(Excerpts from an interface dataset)
=== Section Start ===

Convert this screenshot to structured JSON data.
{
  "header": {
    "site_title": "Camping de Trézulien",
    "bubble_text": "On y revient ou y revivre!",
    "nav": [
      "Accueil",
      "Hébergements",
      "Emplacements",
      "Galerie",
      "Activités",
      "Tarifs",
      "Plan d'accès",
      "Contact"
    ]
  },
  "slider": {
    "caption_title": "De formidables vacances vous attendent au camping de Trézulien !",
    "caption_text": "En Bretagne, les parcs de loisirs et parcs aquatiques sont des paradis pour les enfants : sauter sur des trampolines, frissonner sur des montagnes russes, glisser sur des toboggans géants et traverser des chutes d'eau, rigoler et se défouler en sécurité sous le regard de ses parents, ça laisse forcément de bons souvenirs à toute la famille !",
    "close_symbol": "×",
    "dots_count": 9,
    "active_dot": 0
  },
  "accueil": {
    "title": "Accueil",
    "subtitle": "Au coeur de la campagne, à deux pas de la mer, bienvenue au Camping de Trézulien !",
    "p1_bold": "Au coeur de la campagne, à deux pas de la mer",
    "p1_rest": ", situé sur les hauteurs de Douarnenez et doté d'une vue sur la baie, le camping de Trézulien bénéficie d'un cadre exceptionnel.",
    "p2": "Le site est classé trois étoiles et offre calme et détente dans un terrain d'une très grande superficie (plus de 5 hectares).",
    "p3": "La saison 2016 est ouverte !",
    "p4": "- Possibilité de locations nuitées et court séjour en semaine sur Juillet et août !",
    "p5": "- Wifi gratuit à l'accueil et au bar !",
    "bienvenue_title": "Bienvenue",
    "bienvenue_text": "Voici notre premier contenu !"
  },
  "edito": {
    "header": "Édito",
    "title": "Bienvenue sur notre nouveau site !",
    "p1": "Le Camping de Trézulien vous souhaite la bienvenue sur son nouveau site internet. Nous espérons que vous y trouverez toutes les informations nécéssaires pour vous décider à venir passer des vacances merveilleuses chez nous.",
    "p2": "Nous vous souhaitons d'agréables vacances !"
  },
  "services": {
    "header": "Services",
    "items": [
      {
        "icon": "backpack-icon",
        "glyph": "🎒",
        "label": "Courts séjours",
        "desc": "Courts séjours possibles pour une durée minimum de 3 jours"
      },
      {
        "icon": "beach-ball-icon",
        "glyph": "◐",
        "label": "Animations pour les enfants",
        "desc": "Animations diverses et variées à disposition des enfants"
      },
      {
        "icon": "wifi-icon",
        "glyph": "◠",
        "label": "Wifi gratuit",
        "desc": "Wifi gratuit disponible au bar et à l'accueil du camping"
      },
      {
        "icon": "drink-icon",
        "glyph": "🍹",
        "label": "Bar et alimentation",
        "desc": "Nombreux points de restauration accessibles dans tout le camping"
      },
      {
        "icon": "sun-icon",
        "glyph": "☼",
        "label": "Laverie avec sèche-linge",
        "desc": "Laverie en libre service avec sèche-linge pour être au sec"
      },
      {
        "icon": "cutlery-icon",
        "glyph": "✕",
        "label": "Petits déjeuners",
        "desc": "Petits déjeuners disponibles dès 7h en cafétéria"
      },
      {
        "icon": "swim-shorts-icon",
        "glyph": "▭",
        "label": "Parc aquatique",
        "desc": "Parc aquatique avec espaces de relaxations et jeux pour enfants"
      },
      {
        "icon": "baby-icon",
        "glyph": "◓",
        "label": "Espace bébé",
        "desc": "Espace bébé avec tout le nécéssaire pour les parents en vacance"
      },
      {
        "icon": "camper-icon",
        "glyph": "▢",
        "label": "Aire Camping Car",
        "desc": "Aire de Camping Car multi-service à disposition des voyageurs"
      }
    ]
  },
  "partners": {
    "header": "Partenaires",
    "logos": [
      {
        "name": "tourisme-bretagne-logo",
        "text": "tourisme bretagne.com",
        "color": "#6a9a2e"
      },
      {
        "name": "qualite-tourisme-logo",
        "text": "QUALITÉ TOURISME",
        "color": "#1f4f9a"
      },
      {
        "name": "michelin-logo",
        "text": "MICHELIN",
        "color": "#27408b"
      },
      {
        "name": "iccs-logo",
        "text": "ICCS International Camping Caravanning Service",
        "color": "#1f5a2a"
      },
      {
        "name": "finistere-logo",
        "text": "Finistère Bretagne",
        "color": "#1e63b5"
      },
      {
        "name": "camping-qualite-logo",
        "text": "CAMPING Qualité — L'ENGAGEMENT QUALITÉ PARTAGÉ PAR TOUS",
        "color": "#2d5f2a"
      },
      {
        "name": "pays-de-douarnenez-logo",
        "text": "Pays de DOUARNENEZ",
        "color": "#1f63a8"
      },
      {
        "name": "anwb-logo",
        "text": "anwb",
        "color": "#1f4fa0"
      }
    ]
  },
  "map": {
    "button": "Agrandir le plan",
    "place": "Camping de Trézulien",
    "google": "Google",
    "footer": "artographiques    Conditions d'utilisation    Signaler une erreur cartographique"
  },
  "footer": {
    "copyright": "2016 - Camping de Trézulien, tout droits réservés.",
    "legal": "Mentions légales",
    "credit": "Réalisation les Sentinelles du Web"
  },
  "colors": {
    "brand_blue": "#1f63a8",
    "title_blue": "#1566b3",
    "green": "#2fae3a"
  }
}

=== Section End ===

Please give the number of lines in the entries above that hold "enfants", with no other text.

Task result | 4